Go Easy; It Takes Time
I once heard a couple who had been married for over forty years say, “We didn’t really get each other until we’d gotten the first twenty years out of the way.” Now that Brent and I have been married over twenty-three years, I understand what they were talking about. Entwining two lives into one takes time and patience. It takes being lifelong students of one another. And as soon as you think you have him all figured out, he’ll change. So will you. It’s the adventure, and it’s never dull!
This reminds me of good ol’ Shrek and his conversation with Donkey. Shrek refers to himself as an onion. He has layers—really rough on the outside and soft and pliable on the inside. I can look back now and see that our marriage has been like this. We dealt with rough, unattractive stuff early on in our marriage, then, year after year, we continue to enjoy the good stuff.
A Tactical Approach: Communication Killers and Keepers
Learning to speak each other’s language is a lifelong pursuit. It’s the big picture, a little something to keep in the back of your mind year to year. But what about day to day? That’s where the bulk of our communication lies.
There are behaviors and mindsets that will kill the ability to communicate, and there are attitudes and boundaries that will keep the communication flowing. Brent and I call them communication killers and keepers. In the following pages, I explain each killer and it’s opposing keeper.
Unspoken Expectations vs. No Givens
If you want to learn each other’s language, you have to speak. So much of miscommunication is unspoken. We develop assumptions based on our own personal views and values. We have assumptions about how relationships operate, how they should be, and then these assumptions turn into expectations. But when those expectations are not talked about, there’s trouble.
I was brought up in a home that taught if you weren’t fifteen minutes early, you were late. Brent was brought up in a home where perpetual lateness was the norm. This became a huge issue for us, especially because of the nature of his crisis-driven career. I was offended and frustrated time after time because we could never get anywhere when I wanted to be there. After many discussions and tearful arguments, we learned to talk about the expectations each other had about time management.

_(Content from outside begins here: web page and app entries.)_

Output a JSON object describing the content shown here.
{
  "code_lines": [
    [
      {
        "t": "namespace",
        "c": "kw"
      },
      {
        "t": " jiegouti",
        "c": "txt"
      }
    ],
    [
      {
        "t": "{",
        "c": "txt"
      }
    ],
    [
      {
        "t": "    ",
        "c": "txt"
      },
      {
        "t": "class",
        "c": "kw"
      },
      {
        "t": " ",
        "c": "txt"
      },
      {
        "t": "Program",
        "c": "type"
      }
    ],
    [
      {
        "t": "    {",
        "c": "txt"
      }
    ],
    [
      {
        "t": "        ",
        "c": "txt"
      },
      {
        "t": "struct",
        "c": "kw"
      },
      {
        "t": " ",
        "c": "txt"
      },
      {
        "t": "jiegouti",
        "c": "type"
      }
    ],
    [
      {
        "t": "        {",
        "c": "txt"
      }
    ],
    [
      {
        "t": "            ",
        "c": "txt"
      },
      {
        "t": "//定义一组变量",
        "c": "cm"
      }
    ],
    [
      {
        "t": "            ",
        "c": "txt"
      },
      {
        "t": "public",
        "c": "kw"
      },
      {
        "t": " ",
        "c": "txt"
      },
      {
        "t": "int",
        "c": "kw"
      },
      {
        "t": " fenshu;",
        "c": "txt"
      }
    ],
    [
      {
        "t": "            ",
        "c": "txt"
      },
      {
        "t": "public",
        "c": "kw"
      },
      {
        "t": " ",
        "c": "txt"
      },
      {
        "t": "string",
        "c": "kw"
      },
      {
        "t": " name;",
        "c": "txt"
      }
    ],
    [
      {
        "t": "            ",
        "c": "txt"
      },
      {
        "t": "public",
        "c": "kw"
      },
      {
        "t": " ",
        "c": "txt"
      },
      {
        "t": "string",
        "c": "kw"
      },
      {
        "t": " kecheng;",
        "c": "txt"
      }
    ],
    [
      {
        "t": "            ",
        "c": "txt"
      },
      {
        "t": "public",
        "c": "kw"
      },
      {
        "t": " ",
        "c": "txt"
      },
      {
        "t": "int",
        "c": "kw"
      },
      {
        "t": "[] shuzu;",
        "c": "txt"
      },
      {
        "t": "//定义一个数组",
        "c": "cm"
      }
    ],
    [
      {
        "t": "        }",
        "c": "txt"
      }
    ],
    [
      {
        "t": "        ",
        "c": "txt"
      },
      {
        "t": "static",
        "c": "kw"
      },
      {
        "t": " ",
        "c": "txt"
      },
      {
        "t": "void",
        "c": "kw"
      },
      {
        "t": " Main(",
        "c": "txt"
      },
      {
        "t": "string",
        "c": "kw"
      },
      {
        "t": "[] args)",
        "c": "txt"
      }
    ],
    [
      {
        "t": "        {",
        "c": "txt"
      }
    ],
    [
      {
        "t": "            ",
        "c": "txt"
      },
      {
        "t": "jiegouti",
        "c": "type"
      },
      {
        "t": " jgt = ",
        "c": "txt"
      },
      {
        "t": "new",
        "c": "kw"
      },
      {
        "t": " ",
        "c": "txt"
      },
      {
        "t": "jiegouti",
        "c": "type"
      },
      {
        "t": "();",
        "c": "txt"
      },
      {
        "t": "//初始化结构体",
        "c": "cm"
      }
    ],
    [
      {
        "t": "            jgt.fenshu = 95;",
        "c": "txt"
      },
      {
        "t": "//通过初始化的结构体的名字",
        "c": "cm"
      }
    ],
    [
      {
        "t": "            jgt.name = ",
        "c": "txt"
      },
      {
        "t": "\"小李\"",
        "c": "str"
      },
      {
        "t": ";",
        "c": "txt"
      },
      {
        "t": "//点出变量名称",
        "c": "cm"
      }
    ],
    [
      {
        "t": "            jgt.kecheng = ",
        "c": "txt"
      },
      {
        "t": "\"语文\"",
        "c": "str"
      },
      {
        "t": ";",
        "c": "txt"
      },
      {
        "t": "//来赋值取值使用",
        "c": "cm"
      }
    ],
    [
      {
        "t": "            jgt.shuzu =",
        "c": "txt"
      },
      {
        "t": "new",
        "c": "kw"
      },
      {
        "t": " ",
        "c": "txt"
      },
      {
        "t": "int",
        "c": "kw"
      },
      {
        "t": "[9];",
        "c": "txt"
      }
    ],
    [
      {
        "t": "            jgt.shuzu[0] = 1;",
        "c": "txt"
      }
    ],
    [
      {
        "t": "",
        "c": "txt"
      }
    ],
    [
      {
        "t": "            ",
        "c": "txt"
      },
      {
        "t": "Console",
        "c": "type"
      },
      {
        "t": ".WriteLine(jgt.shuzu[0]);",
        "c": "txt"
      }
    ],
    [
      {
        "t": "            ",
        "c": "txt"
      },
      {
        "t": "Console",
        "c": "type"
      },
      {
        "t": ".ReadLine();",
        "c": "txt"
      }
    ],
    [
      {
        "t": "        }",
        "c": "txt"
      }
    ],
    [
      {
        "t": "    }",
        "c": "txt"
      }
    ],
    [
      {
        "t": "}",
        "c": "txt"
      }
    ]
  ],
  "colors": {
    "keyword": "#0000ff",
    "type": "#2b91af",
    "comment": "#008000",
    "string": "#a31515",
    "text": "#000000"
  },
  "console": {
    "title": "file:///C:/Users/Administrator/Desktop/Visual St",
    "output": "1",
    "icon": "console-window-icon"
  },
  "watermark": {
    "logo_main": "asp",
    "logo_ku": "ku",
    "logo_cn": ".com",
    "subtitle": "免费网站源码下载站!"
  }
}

Newlyweds Mark and Rachel had guests over for the evening. The weekend before, Rachel spent extra time cleaning the house, and she planted flowers in the backyard. Then she took off work early and prepared an appetizer to go with the drinks, made up the meal ahead of time, and put together a beautiful dessert. While the guests were there, Mark offered up some drinks and talked with the guys while he grilled the meat. All had a great evening with lots of laughs. Once the guests had gone, Mark declared he was exhausted and that he had to get up early for the day shift. He promptly went to bed. Rachel, who also had work the next morning, stayed up late cleaning up after everyone, fuming. She didn’t talk to Mark for two days.
Before you get too angry with Mark, you must understand something. His mother was a stay-at-home mom who did everything for her family. She cooked dinner every night and cleaned up afterward without batting an eye. He had absolutely no clue how much work goes into entertaining, much less thoughts about helping to clean up. His unspoken expectation was that Rachel would handle it. Rachel, on the other hand, neglected to voice her expectation that he help with clean up because she assumed he would. His ignorance and her anger were both a result of unspoken expectations that neither of them were aware of.
Expectations do not kill communication; failing to express them does.
Mark and Rachel would have had a much different outcome had they taken a few minutes to discuss each other’s responsibilities beforehand. It wouldn’t have been much for him to clear the table and load the dishwasher while she rinsed. The whole evening was a success until Rachel was offended by her own assumptions.
Take the time to understand expectations for events, your job, even day-to-day things. Then negotiate solutions to those expectations. There are no givens!